Task instructions: After reading the data below, copy out every line that contains the word "diagnostic".
+ + +
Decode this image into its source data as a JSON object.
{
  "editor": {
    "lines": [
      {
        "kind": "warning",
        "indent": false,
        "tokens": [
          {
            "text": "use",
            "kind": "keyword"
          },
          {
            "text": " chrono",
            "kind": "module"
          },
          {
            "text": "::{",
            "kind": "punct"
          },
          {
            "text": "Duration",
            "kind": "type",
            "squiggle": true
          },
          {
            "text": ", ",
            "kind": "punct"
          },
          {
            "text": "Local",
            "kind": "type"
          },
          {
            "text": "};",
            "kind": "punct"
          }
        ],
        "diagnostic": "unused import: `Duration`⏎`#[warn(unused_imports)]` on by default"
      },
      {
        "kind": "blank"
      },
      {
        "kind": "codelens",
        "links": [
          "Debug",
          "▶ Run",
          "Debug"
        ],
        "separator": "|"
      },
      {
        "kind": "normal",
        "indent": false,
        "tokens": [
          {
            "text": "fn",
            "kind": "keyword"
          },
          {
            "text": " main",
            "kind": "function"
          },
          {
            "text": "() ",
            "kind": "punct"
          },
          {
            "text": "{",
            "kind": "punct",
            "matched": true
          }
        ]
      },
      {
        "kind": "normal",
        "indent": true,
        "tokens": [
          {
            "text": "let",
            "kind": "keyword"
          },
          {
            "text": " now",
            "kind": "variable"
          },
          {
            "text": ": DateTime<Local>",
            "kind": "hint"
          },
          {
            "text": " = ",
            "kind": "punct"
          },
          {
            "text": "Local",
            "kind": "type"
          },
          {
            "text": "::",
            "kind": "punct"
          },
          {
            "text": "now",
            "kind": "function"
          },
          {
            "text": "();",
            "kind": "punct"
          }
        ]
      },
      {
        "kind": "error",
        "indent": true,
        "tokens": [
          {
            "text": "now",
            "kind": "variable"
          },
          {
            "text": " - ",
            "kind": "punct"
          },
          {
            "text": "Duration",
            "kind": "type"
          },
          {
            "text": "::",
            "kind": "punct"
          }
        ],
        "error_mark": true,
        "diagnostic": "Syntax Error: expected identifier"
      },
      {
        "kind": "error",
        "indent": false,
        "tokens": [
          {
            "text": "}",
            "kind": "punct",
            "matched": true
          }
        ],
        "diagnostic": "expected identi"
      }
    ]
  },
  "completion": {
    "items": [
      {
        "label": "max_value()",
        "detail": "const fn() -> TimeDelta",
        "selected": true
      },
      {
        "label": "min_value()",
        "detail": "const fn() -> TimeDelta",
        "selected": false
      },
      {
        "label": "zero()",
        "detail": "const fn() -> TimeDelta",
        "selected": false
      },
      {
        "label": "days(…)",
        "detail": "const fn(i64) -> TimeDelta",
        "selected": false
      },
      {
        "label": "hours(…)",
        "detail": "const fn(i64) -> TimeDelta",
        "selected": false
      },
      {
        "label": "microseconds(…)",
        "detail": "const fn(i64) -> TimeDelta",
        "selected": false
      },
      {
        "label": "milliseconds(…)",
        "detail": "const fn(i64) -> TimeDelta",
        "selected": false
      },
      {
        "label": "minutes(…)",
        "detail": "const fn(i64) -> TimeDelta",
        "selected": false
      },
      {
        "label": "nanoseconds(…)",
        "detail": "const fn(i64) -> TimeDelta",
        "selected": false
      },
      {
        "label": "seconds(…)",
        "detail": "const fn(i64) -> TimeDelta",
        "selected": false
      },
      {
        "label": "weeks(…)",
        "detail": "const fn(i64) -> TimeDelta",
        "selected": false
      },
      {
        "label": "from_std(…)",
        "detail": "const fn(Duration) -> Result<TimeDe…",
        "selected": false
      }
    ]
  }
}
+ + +
Result of this exercise:
        "diagnostic": "unused import: `Duration`⏎`#[warn(unused_imports)]` on by default"
        "diagnostic": "Syntax Error: expected identifier"
        "diagnostic": "expected identi"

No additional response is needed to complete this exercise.